• **Work task**: Every entry should be copied exactly, with nothing added or dropped.

━━━━━━━━

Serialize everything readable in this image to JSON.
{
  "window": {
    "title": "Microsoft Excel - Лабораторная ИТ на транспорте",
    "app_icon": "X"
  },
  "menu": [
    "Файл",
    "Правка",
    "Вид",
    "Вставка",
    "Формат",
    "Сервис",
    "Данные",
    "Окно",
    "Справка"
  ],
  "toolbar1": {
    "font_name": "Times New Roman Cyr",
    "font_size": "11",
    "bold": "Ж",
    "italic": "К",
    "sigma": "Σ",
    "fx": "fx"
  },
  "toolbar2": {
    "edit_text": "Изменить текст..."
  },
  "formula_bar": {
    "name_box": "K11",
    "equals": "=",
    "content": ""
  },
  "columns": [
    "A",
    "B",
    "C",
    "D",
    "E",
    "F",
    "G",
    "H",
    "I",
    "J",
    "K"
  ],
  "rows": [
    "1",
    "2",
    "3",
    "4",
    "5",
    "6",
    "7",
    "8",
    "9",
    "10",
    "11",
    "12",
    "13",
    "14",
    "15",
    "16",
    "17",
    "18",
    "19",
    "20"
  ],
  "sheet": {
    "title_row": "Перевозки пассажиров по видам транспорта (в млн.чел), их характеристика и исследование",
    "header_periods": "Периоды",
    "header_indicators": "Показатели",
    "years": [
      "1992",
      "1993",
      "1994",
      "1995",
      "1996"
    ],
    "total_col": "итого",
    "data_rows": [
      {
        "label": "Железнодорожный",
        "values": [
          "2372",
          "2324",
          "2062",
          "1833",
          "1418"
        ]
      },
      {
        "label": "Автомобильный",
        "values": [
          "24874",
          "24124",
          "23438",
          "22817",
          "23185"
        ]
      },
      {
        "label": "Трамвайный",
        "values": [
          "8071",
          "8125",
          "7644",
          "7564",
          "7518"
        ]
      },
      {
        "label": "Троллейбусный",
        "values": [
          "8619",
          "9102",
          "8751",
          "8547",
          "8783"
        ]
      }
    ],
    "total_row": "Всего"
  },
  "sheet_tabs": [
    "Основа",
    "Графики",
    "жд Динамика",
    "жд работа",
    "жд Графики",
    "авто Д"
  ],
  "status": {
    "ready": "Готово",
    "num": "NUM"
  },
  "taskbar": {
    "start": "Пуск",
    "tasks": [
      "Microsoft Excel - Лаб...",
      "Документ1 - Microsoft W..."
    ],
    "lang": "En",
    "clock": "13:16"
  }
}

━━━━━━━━

• **Completed task**:
Serialize everything readable in this image to JSON.
{
  "window": {
    "title": "Microsoft Excel - Лабораторная ИТ на транспорте",
    "app_icon": "X"
  },
  "menu": [
    "Файл",
    "Правка",
    "Вид",
    "Вставка",
    "Формат",
    "Сервис",
    "Данные",
    "Окно",
    "Справка"
  ],
  "toolbar1": {
    "font_name": "Times New Roman Cyr",
    "font_size": "11",
    "bold": "Ж",
    "italic": "К",
    "sigma": "Σ",
    "fx": "fx"
  },
  "toolbar2": {
    "edit_text": "Изменить текст..."
  },
  "formula_bar": {
    "name_box": "K11",
    "equals": "=",
    "content": ""
  },
  "columns": [
    "A",
    "B",
    "C",
    "D",
    "E",
    "F",
    "G",
    "H",
    "I",
    "J",
    "K"
  ],
  "rows": [
    "1",
    "2",
    "3",
    "4",
    "5",
    "6",
    "7",
    "8",
    "9",
    "10",
    "11",
    "12",
    "13",
    "14",
    "15",
    "16",
    "17",
    "18",
    "19",
    "20"
  ],
  "sheet": {
    "title_row": "Перевозки пассажиров по видам транспорта (в млн.чел), их характеристика и исследование",
    "header_periods": "Периоды",
    "header_indicators": "Показатели",
    "years": [
      "1992",
      "1993",
      "1994",
      "1995",
      "1996"
    ],
    "total_col": "итого",
    "data_rows": [
      {
        "label": "Железнодорожный",
        "values": [
          "2372",
          "2324",
          "2062",
          "1833",
          "1418"
        ]
      },
      {
        "label": "Автомобильный",
        "values": [
          "24874",
          "24124",
          "23438",
          "22817",
          "23185"
        ]
      },
      {
        "label": "Трамвайный",
        "values": [
          "8071",
          "8125",
          "7644",
          "7564",
          "7518"
        ]
      },
      {
        "label": "Троллейбусный",
        "values": [
          "8619",
          "9102",
          "8751",
          "8547",
          "8783"
        ]
      }
    ],
    "total_row": "Всего"
  },
  "sheet_tabs": [
    "Основа",
    "Графики",
    "жд Динамика",
    "жд работа",
    "жд Графики",
    "авто Д"
  ],
  "status": {
    "ready": "Готово",
    "num": "NUM"
  },
  "taskbar": {
    "start": "Пуск",
    "tasks": [
      "Microsoft Excel - Лаб...",
      "Документ1 - Microsoft W..."
    ],
    "lang": "En",
    "clock": "13:16"
  }
}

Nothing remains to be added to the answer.